A relationship can be just as hazardous to your health as smoking, obesity, stress or not getting treatment for a disease. Just like these medical issues, the impact of a toxic relationship gradually takes its toll on one’s physical, mental, and psychosocial health.
Dr. Lillian Glass, author of Toxic People, describes a toxic person as "anyone who manages to drag you down, make you feel angry, worn out, deflated, belittled or confused." It may be difficult for people to admit they are in a toxic relationship, because they are intelligent, self-sufficient individuals in other aspects of their lives.
You could have toxic friends, colleagues, partners, bosses, parents, etc. Be aware of some of the danger signs of a toxic relationship in order to get out.
In order to get out of a toxic relationship, the person being controlled needs to gather supporters who will help her feel safe and secure. She will need a safe haven, because when she leaves he may try very hard to get her back by using charm or threats. Often times a woman will need to be involved with the police and the court system, as her partner can become very violent. There are many resources available in communities such as safe houses, support groups, court advocates, etc. There are programs for children as well. Children are also impacted by these relationships.

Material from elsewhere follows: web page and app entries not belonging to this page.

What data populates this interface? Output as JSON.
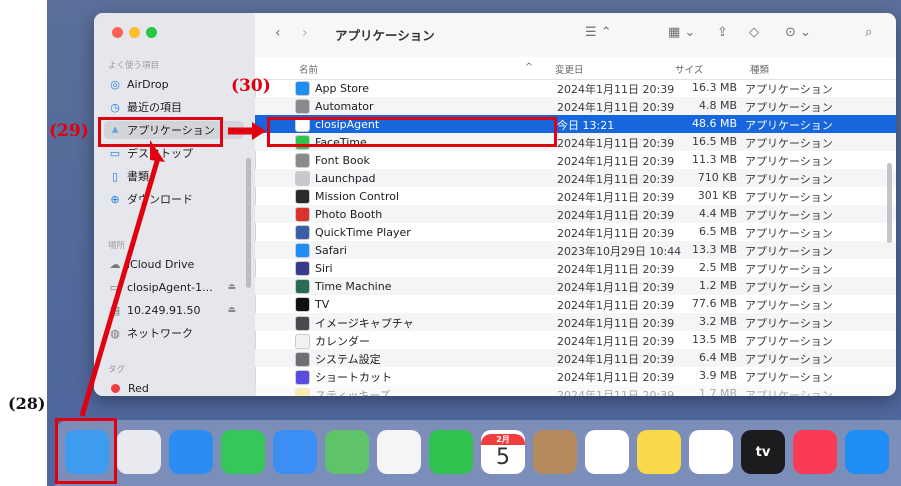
{
  "toolbar": {
    "back_icon": "chevron-left-icon",
    "forward_icon": "chevron-right-icon",
    "title": "アプリケーション"
  },
  "sidebar": {
    "favorites_heading": "よく使う項目",
    "favorites": [
      {
        "label": "AirDrop",
        "icon": "airdrop-icon"
      },
      {
        "label": "最近の項目",
        "icon": "clock-icon"
      },
      {
        "label": "アプリケーション",
        "icon": "applications-icon"
      },
      {
        "label": "デスクトップ",
        "icon": "desktop-icon"
      },
      {
        "label": "書類",
        "icon": "document-icon"
      },
      {
        "label": "ダウンロード",
        "icon": "download-icon"
      }
    ],
    "locations_heading": "場所",
    "locations": [
      {
        "label": "iCloud Drive",
        "icon": "cloud-icon"
      },
      {
        "label": "closipAgent-1...",
        "icon": "disk-icon"
      },
      {
        "label": "10.249.91.50",
        "icon": "server-icon"
      },
      {
        "label": "ネットワーク",
        "icon": "network-icon"
      }
    ],
    "tags_heading": "タグ",
    "tags": [
      {
        "label": "Red",
        "color": "#f33c3c"
      }
    ]
  },
  "columns": {
    "name": "名前",
    "date": "変更日",
    "size": "サイズ",
    "kind": "種類"
  },
  "files": [
    {
      "name": "App Store",
      "date": "2024年1月11日 20:39",
      "size": "16.3 MB",
      "kind": "アプリケーション",
      "color": "#1e8ef5"
    },
    {
      "name": "Automator",
      "date": "2024年1月11日 20:39",
      "size": "4.8 MB",
      "kind": "アプリケーション",
      "color": "#8a8a8e"
    },
    {
      "name": "closipAgent",
      "date": "今日 13:21",
      "size": "48.6 MB",
      "kind": "アプリケーション",
      "color": "#ffffff"
    },
    {
      "name": "FaceTime",
      "date": "2024年1月11日 20:39",
      "size": "16.5 MB",
      "kind": "アプリケーション",
      "color": "#2fc24e"
    },
    {
      "name": "Font Book",
      "date": "2024年1月11日 20:39",
      "size": "11.3 MB",
      "kind": "アプリケーション",
      "color": "#8a8a8e"
    },
    {
      "name": "Launchpad",
      "date": "2024年1月11日 20:39",
      "size": "710 KB",
      "kind": "アプリケーション",
      "color": "#c8c8cc"
    },
    {
      "name": "Mission Control",
      "date": "2024年1月11日 20:39",
      "size": "301 KB",
      "kind": "アプリケーション",
      "color": "#2a2a2e"
    },
    {
      "name": "Photo Booth",
      "date": "2024年1月11日 20:39",
      "size": "4.4 MB",
      "kind": "アプリケーション",
      "color": "#d8342c"
    },
    {
      "name": "QuickTime Player",
      "date": "2024年1月11日 20:39",
      "size": "6.5 MB",
      "kind": "アプリケーション",
      "color": "#3a5ea8"
    },
    {
      "name": "Safari",
      "date": "2023年10月29日 10:44",
      "size": "13.3 MB",
      "kind": "アプリケーション",
      "color": "#1e8ef5"
    },
    {
      "name": "Siri",
      "date": "2024年1月11日 20:39",
      "size": "2.5 MB",
      "kind": "アプリケーション",
      "color": "#3a3a8c"
    },
    {
      "name": "Time Machine",
      "date": "2024年1月11日 20:39",
      "size": "1.2 MB",
      "kind": "アプリケーション",
      "color": "#2a6a52"
    },
    {
      "name": "TV",
      "date": "2024年1月11日 20:39",
      "size": "77.6 MB",
      "kind": "アプリケーション",
      "color": "#111111"
    },
    {
      "name": "イメージキャプチャ",
      "date": "2024年1月11日 20:39",
      "size": "3.2 MB",
      "kind": "アプリケーション",
      "color": "#4a4a4e"
    },
    {
      "name": "カレンダー",
      "date": "2024年1月11日 20:39",
      "size": "13.5 MB",
      "kind": "アプリケーション",
      "color": "#f2f2f2"
    },
    {
      "name": "システム設定",
      "date": "2024年1月11日 20:39",
      "size": "6.4 MB",
      "kind": "アプリケーション",
      "color": "#6e6e73"
    },
    {
      "name": "ショートカット",
      "date": "2024年1月11日 20:39",
      "size": "3.9 MB",
      "kind": "アプリケーション",
      "color": "#5a4ae0"
    },
    {
      "name": "スティッキーズ",
      "date": "2024年1月11日 20:39",
      "size": "1.7 MB",
      "kind": "アプリケーション",
      "color": "#f5d94a"
    }
  ],
  "dock": [
    {
      "name": "Finder",
      "icon": "finder-icon",
      "color": "#3d9cf0"
    },
    {
      "name": "Launchpad",
      "icon": "launchpad-icon",
      "color": "#e8eaf0"
    },
    {
      "name": "Safari",
      "icon": "safari-icon",
      "color": "#2b8df2"
    },
    {
      "name": "Messages",
      "icon": "messages-icon",
      "color": "#35c759"
    },
    {
      "name": "Mail",
      "icon": "mail-icon",
      "color": "#3b8ef3"
    },
    {
      "name": "Maps",
      "icon": "maps-icon",
      "color": "#5fc36a"
    },
    {
      "name": "Photos",
      "icon": "photos-icon",
      "color": "#f5f5f5"
    },
    {
      "name": "FaceTime",
      "icon": "facetime-icon",
      "color": "#2fc24e"
    },
    {
      "name": "Calendar",
      "icon": "calendar-icon",
      "color": "#ffffff",
      "month": "2月",
      "day": "5"
    },
    {
      "name": "Contacts",
      "icon": "contacts-icon",
      "color": "#b48a5e"
    },
    {
      "name": "Reminders",
      "icon": "reminders-icon",
      "color": "#ffffff"
    },
    {
      "name": "Notes",
      "icon": "notes-icon",
      "color": "#f8d94a"
    },
    {
      "name": "Freeform",
      "icon": "freeform-icon",
      "color": "#ffffff"
    },
    {
      "name": "TV",
      "icon": "tv-icon",
      "color": "#1c1c1e",
      "text": "tv"
    },
    {
      "name": "Music",
      "icon": "music-icon",
      "color": "#fa3b56"
    },
    {
      "name": "App Store",
      "icon": "appstore-icon",
      "color": "#1e8ef5"
    }
  ],
  "annotations": {
    "step28": "(28)",
    "step29": "(29)",
    "step30": "(30)",
    "color": "#e0000f"
  }
}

Remember: Just as physical pain need attention, so does the emotional pain of a toxic relationship.